What is in this article?:
- Rationing the 2012 U.S. soybean crop
- Export projections
• Unless the crop is substantially larger than the August forecast, soybean meal and soybean prices will likely remain high for an extended period in order to ensure the necessary rationing.
• If the production forecast does not increase next month, new highs in both markets would be expected.
The small South American soybean crop of 2012 will result in much smaller inventories of that crop by the end of the year.
However, that drawdown in stocks in combination with the much larger harvest expected in 2013 suggests that the pace of consumption of South American soybeans will not have to slow.
In contrast, the small U.S. harvest this year will require a substantial reduction in consumption over the next year, according to University of Illinois agricultural economist Darrel Good.
“The magnitude of the year-over-year reduction in consumption of U.S. soybeans that will be required is not yet known,” Good said.
“The new production forecast to be released on Sept. 12 and the estimate of Sept. 1 stocks of old-crop soybeans to be released on Sept. 28 will provide for a better estimate of the needed decline.
“Based on the USDA’s August forecasts, a reduction of 400 million bushels (12.7 percent) will be required. The pace of consumption, as revealed in weekly export reports and monthly reports of domestic crush, will be monitored to verify that the pace of consumption is slowing.”
Good reported that for the current marketing year, the USDA projects the domestic crush at 1.69 billion bushels, 2.55 percent more than crushed last year.
Through the first 11 months of the marketing year, estimates by the National Oilseed Processors Association of the size of the crush by its members exceeded the crush of a year ago by 2.88 percent. The crush was nearly 8 percent smaller in the first quarter of the year, but nearly 13 percent larger in June and July.

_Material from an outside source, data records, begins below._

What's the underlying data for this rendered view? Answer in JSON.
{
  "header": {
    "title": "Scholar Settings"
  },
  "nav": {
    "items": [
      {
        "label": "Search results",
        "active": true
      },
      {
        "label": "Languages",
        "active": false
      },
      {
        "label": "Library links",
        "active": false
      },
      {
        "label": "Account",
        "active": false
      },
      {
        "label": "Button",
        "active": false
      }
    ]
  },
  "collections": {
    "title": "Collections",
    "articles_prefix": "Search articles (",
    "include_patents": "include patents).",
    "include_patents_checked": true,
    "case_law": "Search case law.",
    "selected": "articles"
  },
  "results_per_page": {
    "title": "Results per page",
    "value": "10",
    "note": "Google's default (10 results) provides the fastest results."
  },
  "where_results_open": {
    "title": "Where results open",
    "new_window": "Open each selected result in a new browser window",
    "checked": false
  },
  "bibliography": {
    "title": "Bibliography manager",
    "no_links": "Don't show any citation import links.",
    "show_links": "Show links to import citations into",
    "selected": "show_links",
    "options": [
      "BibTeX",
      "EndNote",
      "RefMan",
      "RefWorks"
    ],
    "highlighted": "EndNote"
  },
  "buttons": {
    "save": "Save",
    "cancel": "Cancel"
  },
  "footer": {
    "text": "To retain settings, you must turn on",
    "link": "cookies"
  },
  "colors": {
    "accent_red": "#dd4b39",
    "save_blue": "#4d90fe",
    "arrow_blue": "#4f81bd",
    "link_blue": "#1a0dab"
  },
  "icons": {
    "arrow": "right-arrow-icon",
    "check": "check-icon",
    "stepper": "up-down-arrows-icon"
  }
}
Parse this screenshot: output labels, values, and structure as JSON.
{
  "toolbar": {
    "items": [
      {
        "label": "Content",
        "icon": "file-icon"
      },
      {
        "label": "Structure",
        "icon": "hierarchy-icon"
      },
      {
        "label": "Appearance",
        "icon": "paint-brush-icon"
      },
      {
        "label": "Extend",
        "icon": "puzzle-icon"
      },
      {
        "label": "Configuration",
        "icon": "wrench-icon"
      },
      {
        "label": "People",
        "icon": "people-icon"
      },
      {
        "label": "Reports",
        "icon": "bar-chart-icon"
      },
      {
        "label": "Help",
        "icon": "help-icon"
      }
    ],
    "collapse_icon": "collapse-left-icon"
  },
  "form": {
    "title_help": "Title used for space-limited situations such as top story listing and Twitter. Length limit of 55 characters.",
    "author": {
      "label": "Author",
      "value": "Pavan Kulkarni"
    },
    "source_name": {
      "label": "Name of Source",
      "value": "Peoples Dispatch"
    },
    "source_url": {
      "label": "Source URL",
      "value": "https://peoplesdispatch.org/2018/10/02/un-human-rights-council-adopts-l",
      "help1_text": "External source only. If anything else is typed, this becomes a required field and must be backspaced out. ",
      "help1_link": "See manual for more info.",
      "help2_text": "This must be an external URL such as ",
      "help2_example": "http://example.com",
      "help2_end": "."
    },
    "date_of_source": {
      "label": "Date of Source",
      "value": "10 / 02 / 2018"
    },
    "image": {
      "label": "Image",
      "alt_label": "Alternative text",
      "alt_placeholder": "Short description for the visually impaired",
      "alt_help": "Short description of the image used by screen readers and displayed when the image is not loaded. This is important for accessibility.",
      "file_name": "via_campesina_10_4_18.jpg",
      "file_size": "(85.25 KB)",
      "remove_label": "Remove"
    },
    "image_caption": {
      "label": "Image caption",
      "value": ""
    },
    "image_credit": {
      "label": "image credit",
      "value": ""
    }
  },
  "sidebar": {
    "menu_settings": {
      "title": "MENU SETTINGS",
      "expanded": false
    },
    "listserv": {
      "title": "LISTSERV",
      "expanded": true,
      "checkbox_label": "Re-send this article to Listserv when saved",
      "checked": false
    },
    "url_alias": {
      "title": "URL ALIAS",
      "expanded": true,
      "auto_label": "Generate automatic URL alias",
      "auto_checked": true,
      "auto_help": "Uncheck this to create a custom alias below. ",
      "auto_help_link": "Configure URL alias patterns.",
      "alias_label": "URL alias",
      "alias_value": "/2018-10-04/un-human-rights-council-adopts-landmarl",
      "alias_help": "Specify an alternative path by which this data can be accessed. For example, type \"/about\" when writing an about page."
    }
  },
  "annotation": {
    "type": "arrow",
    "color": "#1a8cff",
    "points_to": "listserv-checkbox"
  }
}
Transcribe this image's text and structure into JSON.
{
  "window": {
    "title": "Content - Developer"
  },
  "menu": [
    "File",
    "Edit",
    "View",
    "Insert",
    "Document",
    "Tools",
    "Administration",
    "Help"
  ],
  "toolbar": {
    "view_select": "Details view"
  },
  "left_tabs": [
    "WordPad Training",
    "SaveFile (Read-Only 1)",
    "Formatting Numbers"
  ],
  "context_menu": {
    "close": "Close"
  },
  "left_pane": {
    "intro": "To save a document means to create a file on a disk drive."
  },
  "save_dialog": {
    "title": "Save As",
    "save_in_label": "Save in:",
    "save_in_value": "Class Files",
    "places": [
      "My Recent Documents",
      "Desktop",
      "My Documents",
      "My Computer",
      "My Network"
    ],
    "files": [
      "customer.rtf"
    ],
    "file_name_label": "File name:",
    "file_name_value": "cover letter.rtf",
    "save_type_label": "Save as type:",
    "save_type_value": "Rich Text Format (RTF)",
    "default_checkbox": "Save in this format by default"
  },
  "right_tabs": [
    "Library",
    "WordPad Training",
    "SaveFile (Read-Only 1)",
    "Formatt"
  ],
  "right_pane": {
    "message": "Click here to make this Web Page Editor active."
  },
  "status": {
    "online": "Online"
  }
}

The year-over-year increase in the crush has been driven by soybean meal consumption. In February, the USDA projected a year-over-year decline in soybean meal consumption of 0.6 percent in the domestic market and 3.3 percent in the export market. Earlier this month, the projections were for year-over-year increases of 4.5 and 4.6 percent, respectively.
“With only one month remaining in the marketing year, it appears the domestic crush will exceed the USDA projection by 10 to 15 million bushels,” Good said.